Entries from a dataset of interfaces:
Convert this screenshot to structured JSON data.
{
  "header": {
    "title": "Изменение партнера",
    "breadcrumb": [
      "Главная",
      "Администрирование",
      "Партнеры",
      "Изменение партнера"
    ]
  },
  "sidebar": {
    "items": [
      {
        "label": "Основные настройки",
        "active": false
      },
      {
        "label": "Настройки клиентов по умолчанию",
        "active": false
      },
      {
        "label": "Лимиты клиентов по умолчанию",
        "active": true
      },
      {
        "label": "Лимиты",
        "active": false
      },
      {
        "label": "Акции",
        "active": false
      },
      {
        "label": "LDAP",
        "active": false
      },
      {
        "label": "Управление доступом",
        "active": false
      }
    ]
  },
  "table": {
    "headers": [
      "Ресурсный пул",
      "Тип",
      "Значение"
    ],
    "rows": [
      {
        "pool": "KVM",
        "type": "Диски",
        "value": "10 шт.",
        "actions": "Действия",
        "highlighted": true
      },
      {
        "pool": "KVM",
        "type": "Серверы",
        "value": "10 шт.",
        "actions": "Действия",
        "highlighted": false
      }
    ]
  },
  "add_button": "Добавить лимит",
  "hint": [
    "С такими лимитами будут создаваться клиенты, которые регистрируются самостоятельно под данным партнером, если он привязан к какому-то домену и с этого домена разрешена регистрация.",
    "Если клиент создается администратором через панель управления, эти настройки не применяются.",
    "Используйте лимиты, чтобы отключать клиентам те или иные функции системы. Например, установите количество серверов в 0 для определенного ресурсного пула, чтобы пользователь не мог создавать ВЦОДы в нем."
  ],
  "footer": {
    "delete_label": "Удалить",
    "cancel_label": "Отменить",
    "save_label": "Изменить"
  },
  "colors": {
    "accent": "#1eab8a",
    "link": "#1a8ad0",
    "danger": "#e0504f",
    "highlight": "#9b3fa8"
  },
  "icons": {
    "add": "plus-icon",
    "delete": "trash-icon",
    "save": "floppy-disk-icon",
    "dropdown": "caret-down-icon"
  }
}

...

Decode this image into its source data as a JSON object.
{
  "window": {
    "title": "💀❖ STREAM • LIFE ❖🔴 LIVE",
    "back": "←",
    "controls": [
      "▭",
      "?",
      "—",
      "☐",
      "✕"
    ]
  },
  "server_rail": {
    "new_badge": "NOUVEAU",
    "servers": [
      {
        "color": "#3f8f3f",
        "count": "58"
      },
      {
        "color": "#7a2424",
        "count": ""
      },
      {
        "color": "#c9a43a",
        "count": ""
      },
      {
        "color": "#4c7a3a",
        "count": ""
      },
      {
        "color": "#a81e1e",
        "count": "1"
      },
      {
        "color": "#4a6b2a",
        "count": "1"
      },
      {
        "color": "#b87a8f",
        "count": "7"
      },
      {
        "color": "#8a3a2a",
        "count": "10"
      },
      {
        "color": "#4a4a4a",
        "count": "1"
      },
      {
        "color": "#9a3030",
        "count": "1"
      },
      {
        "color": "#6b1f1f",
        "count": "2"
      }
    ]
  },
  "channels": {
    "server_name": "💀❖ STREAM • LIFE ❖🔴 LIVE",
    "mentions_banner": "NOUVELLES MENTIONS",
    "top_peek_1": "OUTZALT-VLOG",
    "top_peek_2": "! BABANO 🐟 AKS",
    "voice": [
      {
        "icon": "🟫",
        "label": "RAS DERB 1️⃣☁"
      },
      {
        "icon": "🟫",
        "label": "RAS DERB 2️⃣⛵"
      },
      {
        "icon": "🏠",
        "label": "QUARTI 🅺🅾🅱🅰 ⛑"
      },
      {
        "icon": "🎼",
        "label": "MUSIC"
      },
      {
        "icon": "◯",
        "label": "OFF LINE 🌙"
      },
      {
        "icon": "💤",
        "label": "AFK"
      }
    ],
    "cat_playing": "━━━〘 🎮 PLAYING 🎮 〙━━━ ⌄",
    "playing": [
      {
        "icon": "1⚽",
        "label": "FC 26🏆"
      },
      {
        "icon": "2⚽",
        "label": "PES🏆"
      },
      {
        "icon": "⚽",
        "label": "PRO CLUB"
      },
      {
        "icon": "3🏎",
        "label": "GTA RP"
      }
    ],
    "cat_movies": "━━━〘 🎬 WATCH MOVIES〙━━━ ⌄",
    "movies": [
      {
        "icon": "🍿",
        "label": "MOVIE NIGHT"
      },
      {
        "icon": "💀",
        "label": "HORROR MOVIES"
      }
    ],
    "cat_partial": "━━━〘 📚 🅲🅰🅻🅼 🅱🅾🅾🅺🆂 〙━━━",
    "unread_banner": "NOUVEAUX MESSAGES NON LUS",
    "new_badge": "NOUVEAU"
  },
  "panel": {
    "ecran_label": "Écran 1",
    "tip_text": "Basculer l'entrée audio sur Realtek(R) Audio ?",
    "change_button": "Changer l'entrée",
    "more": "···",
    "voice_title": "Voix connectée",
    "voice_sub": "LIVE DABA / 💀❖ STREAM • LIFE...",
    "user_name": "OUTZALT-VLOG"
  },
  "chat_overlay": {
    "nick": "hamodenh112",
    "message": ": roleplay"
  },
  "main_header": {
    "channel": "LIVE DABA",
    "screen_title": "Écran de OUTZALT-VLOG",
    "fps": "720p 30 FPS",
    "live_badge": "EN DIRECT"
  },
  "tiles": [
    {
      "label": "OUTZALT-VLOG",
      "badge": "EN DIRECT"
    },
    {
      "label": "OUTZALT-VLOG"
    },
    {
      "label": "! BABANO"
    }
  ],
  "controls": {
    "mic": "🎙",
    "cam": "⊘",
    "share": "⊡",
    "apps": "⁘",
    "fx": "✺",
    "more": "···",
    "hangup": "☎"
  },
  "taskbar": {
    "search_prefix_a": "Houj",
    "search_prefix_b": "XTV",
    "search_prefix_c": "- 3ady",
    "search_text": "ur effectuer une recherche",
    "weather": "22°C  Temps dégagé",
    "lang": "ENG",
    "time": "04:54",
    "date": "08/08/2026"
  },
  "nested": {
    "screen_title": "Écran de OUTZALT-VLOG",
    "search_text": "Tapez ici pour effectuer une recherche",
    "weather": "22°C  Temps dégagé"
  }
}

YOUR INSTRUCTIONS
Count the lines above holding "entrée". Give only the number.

SOLUTION
2